Over the last few decades, some of the most important research in finance has been done not in the domain of economics but in psychology. Behavioral Finance has been getting increased attention lately and for good reason. If an investor is confronted with a challenging decision that requires significant time and cognitive resources, often they are unable to produce a rational strategy for developing an appropriate course of action. Many investors also have a potentially overwhelming amount of information to comprehend. To make complex decisions, people don't typically follow a methodical approach to describing the issue at hand, recording relevant data, and synthesizing this knowledge into rules. It is more common for individuals to take a more subjective approach when deciding on the best course of action for themselves.
The dictionary defines bias as a statistical sampling or testing error caused by systematically favoring some outcomes over others, a preference or inclination that inhibits impartial judgment, an inclination or prejudice in favor of a particular viewpoint, and a personal and sometimes unreasoned judgment. Behavioral biases and systemic errors in judgment are the same thing, with more than 50 biases being applied to individual investor behavior in recent studies by researchers.
Constantly re-evaluating the past rather than accepting the latest information is a form of conservative bias. Unexpectedly bad earnings news could cause an investor to question the accuracy of his or her investment strategy. Consensual investing can lead to investors failing to act on fresh information because of conservative bias. Investors tend to reject fresh information and stick to long-held assumptions, even when new evidence suggests otherwise.
Confirmation bias is a selective vision that favors ideas that reinforce our beliefs over those that challenge them. After buying a much-wanted item like a TV, it's common for someone to hunt for the identical TV at a store with greater costs to ensure that he or she made a smart purchase decision.
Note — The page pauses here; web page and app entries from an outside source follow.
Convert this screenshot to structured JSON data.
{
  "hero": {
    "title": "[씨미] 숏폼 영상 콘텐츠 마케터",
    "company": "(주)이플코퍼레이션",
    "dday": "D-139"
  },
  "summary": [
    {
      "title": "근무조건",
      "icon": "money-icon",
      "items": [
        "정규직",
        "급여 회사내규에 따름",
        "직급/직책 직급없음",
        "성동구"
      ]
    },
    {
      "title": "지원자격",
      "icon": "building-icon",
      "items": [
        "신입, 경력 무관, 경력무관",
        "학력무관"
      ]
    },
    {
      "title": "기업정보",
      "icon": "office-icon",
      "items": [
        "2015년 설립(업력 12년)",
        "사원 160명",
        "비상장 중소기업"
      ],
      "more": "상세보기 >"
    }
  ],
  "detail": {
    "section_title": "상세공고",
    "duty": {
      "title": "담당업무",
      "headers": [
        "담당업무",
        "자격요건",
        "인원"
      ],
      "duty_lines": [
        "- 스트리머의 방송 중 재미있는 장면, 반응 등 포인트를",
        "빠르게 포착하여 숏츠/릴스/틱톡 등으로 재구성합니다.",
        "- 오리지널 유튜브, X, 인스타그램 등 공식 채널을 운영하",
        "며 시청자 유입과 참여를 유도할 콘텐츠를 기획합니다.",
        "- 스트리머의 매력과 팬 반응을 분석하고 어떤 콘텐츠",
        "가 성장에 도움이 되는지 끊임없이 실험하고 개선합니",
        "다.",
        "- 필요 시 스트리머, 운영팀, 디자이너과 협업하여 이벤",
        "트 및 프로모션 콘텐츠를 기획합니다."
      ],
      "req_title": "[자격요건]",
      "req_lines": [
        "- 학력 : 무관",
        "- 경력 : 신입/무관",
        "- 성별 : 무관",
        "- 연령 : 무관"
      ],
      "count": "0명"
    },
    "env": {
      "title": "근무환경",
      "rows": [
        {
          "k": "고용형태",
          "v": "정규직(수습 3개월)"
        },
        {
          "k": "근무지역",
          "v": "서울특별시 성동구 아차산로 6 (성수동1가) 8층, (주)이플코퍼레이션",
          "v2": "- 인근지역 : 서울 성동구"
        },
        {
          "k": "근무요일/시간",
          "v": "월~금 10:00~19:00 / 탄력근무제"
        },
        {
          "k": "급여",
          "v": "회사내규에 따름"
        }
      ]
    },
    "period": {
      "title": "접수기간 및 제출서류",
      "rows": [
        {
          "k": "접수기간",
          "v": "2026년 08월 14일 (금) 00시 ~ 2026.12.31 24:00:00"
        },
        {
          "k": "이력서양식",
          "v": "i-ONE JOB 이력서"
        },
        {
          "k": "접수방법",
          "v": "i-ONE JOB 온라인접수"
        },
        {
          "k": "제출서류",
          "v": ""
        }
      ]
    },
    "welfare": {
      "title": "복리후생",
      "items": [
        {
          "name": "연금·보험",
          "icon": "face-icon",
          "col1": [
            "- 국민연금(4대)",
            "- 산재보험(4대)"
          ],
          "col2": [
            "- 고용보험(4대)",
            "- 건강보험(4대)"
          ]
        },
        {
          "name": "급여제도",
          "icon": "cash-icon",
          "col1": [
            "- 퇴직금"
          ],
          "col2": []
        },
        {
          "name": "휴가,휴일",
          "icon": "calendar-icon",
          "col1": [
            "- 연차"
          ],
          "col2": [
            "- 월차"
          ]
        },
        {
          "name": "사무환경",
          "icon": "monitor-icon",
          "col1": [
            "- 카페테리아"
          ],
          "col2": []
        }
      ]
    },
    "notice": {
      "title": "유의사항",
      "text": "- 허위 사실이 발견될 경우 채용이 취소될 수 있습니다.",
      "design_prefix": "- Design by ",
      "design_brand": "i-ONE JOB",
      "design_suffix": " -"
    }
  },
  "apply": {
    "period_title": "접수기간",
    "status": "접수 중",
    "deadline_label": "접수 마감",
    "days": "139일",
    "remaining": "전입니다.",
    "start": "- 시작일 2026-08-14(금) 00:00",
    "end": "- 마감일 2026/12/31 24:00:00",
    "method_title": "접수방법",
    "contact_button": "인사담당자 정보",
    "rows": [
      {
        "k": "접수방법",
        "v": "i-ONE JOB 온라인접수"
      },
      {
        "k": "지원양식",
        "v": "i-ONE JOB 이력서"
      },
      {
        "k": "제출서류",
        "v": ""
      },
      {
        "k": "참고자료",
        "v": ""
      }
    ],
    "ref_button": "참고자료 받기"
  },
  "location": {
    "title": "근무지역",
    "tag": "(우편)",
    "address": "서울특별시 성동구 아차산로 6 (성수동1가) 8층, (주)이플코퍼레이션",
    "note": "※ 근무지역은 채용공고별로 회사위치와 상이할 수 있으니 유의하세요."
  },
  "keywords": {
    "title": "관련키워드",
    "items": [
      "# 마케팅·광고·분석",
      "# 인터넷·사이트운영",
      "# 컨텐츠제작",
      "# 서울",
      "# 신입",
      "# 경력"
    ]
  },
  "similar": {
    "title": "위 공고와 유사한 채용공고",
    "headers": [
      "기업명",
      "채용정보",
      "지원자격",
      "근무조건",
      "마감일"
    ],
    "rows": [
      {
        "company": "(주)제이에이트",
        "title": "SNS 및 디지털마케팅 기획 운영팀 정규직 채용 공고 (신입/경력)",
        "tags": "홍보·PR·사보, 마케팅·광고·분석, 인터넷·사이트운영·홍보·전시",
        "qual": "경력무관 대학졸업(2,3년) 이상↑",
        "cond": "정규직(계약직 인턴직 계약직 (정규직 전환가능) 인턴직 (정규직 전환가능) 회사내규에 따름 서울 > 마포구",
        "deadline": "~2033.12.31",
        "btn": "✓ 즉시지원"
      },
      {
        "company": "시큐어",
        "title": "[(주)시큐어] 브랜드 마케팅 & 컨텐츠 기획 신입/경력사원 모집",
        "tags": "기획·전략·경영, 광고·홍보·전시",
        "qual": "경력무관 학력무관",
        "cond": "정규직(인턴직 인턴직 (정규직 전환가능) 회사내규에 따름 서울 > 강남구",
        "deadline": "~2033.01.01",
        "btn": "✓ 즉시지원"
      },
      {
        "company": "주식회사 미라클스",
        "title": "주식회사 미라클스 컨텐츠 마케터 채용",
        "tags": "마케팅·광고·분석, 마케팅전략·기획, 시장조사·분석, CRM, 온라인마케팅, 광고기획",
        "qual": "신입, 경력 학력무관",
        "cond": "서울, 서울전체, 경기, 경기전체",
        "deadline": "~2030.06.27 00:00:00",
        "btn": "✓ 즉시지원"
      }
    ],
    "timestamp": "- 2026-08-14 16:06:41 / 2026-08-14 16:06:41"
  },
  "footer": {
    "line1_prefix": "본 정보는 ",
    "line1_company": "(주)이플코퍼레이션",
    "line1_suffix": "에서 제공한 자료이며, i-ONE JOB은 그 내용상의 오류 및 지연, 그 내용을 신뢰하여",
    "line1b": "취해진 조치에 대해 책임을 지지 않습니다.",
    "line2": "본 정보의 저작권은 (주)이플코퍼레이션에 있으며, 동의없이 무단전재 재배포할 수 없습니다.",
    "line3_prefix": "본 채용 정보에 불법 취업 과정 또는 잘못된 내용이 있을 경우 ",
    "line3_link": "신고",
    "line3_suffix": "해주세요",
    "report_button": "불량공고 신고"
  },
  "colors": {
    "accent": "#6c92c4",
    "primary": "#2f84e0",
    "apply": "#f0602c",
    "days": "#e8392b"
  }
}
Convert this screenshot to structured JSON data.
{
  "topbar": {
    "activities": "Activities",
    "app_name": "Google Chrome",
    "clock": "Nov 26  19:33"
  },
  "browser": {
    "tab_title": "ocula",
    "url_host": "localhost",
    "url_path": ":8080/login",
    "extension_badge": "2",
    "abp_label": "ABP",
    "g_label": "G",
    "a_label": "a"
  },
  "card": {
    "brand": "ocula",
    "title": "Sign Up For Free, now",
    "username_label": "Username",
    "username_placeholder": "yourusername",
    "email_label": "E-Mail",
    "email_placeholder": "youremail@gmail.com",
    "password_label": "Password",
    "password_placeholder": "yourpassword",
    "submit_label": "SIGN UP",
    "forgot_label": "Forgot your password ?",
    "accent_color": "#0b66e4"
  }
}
This conduct is driven by our attempt to reconcile the post-decisional conflict between our decision and the potential of being mistaken.
Hindsight bias occurs when people believe that something might have been predicted even if it couldn't. The limitless number of possibilities that could have occurred, but did not, makes it harder for people to comprehend what actually happened. It's a common misconception that people are better at predicting the future than they are.
A decision maker's tendency to respond to distinct situations differently depending on the context in which a choice is presented is known as framing bias. How word problems are described, the presentation of data in tables and charts, and the illustration of figures are all examples of how this might occur.
Having a predisposition to remember and emphasize current events and observations over those that occurred in the near or distant past is known as a recency bias. Investors' exploitation of mutual fund and other fund performance records is one of the most prominent and damaging forms of recency bias. Investment decisions should not be based solely on the performance of managers during a short period, such as one, two, or three years.
Our biases can really impact our investment performance negatively, as well as other decisions we make that are totally unrelated to finance. That’s why it is so important to take your time when making big decisions. It’s also a good idea to assume that you will never have all the necessary information to make the right decision. In other words, stay humble.